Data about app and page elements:
BEGIN

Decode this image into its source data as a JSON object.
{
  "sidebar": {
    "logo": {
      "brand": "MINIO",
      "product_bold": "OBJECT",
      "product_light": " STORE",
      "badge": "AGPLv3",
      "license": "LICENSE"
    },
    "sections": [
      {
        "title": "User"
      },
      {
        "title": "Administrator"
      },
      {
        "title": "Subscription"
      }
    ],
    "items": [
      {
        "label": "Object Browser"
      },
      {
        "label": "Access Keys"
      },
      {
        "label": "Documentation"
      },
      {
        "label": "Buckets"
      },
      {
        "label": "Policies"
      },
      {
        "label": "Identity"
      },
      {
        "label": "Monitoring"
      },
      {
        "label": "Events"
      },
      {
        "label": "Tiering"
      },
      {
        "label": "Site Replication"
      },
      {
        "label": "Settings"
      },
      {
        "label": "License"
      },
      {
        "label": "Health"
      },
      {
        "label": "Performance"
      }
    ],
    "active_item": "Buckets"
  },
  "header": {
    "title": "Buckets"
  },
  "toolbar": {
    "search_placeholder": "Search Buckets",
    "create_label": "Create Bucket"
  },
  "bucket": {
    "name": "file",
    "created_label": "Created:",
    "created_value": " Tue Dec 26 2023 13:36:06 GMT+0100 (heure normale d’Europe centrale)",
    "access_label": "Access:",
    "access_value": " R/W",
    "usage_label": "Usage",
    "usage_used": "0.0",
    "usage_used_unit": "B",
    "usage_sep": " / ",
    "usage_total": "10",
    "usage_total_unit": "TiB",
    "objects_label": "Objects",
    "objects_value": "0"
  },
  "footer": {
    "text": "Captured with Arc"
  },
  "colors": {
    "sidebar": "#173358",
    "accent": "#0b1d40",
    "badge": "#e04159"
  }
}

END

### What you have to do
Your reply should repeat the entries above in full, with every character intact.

### Answer to this task
Decode this image into its source data as a JSON object.
{
  "sidebar": {
    "logo": {
      "brand": "MINIO",
      "product_bold": "OBJECT",
      "product_light": " STORE",
      "badge": "AGPLv3",
      "license": "LICENSE"
    },
    "sections": [
      {
        "title": "User"
      },
      {
        "title": "Administrator"
      },
      {
        "title": "Subscription"
      }
    ],
    "items": [
      {
        "label": "Object Browser"
      },
      {
        "label": "Access Keys"
      },
      {
        "label": "Documentation"
      },
      {
        "label": "Buckets"
      },
      {
        "label": "Policies"
      },
      {
        "label": "Identity"
      },
      {
        "label": "Monitoring"
      },
      {
        "label": "Events"
      },
      {
        "label": "Tiering"
      },
      {
        "label": "Site Replication"
      },
      {
        "label": "Settings"
      },
      {
        "label": "License"
      },
      {
        "label": "Health"
      },
      {
        "label": "Performance"
      }
    ],
    "active_item": "Buckets"
  },
  "header": {
    "title": "Buckets"
  },
  "toolbar": {
    "search_placeholder": "Search Buckets",
    "create_label": "Create Bucket"
  },
  "bucket": {
    "name": "file",
    "created_label": "Created:",
    "created_value": " Tue Dec 26 2023 13:36:06 GMT+0100 (heure normale d’Europe centrale)",
    "access_label": "Access:",
    "access_value": " R/W",
    "usage_label": "Usage",
    "usage_used": "0.0",
    "usage_used_unit": "B",
    "usage_sep": " / ",
    "usage_total": "10",
    "usage_total_unit": "TiB",
    "objects_label": "Objects",
    "objects_value": "0"
  },
  "footer": {
    "text": "Captured with Arc"
  },
  "colors": {
    "sidebar": "#173358",
    "accent": "#0b1d40",
    "badge": "#e04159"
  }
}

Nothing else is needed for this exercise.